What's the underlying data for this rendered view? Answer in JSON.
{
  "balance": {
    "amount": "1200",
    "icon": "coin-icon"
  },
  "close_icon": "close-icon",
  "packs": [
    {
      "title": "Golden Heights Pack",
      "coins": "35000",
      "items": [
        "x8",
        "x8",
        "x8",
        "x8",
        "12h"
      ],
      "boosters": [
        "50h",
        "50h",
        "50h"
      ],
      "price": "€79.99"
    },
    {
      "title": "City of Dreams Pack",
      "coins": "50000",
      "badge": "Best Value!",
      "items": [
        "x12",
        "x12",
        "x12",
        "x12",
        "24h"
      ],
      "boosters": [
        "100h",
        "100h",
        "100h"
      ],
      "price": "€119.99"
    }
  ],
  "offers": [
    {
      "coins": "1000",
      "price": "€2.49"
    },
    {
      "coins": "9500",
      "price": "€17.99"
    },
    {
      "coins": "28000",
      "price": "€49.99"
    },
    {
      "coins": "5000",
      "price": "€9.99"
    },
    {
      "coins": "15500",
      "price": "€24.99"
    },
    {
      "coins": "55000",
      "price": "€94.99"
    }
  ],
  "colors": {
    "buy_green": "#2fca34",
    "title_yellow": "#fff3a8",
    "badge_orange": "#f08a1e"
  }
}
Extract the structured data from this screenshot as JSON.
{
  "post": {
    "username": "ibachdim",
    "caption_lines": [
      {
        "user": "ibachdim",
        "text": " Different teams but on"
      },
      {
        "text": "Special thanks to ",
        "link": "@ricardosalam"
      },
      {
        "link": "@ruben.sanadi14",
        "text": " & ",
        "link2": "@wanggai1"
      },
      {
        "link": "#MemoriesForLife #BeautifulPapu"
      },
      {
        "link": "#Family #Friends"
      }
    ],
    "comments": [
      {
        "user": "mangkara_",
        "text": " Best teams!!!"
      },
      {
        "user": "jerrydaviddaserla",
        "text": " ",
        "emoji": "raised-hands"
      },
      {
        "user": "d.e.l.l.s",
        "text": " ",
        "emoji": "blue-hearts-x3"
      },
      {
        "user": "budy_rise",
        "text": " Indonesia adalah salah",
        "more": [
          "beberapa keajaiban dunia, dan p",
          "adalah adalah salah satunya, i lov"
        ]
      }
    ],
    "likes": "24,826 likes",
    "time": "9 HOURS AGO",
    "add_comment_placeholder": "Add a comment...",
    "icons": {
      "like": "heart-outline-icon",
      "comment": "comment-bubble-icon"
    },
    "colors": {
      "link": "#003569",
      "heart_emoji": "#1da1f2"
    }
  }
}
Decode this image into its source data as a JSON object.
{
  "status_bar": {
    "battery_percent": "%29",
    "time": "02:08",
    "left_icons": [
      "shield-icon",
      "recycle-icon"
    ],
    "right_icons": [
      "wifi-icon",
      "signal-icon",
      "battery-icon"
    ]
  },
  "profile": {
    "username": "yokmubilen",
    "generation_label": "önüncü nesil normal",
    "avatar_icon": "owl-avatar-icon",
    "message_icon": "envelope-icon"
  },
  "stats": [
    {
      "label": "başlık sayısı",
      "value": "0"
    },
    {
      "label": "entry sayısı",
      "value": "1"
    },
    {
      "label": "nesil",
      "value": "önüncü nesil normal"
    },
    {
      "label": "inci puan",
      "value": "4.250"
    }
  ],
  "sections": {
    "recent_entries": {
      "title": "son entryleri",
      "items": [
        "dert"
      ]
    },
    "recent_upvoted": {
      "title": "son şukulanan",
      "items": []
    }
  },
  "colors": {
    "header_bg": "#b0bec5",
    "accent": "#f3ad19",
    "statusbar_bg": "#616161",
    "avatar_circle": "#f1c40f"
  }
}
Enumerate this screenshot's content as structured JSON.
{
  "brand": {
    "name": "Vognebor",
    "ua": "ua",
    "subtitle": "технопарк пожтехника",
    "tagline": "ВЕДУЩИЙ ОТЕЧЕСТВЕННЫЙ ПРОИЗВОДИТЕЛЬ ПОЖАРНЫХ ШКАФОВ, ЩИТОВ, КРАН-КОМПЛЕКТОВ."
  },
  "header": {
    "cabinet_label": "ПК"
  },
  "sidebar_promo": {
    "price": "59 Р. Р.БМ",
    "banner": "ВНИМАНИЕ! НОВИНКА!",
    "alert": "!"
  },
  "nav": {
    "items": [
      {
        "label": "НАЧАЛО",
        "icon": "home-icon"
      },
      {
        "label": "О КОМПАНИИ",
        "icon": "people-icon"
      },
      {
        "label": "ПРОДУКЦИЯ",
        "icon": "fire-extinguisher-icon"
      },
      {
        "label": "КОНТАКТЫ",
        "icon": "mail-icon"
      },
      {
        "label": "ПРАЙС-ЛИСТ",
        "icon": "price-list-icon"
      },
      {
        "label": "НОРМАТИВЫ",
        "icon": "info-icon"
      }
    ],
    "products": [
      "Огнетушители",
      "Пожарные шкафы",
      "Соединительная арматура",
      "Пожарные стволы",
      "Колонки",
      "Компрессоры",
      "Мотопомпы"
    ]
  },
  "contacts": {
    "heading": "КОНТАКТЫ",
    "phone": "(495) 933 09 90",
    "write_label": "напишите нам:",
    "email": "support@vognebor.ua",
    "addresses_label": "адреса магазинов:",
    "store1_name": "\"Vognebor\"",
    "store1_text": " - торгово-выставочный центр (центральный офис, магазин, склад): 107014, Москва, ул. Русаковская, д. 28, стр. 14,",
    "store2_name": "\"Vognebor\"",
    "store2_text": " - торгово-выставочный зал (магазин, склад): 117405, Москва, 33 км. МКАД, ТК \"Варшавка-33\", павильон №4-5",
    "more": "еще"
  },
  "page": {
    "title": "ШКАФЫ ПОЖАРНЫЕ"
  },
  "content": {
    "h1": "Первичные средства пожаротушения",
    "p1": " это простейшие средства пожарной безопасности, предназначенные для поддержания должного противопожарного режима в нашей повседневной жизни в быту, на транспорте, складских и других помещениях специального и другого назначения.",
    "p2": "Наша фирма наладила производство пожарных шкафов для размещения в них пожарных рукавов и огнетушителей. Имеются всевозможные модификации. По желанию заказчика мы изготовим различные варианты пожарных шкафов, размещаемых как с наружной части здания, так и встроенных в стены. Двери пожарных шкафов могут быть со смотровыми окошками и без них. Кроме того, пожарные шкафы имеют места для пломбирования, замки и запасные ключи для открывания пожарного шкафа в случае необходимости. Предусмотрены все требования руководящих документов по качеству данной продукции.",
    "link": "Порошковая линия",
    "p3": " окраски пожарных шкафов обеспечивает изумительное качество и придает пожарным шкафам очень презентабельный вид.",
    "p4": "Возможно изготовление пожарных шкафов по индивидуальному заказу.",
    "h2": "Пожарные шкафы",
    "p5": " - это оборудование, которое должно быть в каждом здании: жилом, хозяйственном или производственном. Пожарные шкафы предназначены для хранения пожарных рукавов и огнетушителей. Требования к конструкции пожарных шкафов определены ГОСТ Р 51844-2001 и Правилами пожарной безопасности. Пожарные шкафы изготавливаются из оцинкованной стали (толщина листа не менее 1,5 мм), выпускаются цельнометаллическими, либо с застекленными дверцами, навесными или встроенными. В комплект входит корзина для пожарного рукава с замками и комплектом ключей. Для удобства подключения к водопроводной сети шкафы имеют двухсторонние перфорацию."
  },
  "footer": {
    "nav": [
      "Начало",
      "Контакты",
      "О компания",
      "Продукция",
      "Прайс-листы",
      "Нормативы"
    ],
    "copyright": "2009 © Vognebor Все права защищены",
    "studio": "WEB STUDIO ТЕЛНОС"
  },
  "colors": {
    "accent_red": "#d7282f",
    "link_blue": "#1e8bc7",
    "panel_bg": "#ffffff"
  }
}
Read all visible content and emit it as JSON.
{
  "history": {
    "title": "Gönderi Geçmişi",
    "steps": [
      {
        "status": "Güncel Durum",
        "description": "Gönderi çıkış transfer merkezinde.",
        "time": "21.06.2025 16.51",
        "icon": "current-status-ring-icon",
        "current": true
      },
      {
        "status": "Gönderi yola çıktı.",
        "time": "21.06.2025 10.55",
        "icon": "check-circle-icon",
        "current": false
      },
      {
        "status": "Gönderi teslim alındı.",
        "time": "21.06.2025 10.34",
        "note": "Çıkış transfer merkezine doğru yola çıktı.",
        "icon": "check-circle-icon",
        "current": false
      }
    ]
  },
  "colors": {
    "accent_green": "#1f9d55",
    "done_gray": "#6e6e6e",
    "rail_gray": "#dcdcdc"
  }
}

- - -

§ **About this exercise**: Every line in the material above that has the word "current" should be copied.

§ **Your solution**:
        "icon": "current-status-ring-icon",
        "current": true
        "current": false
        "current": false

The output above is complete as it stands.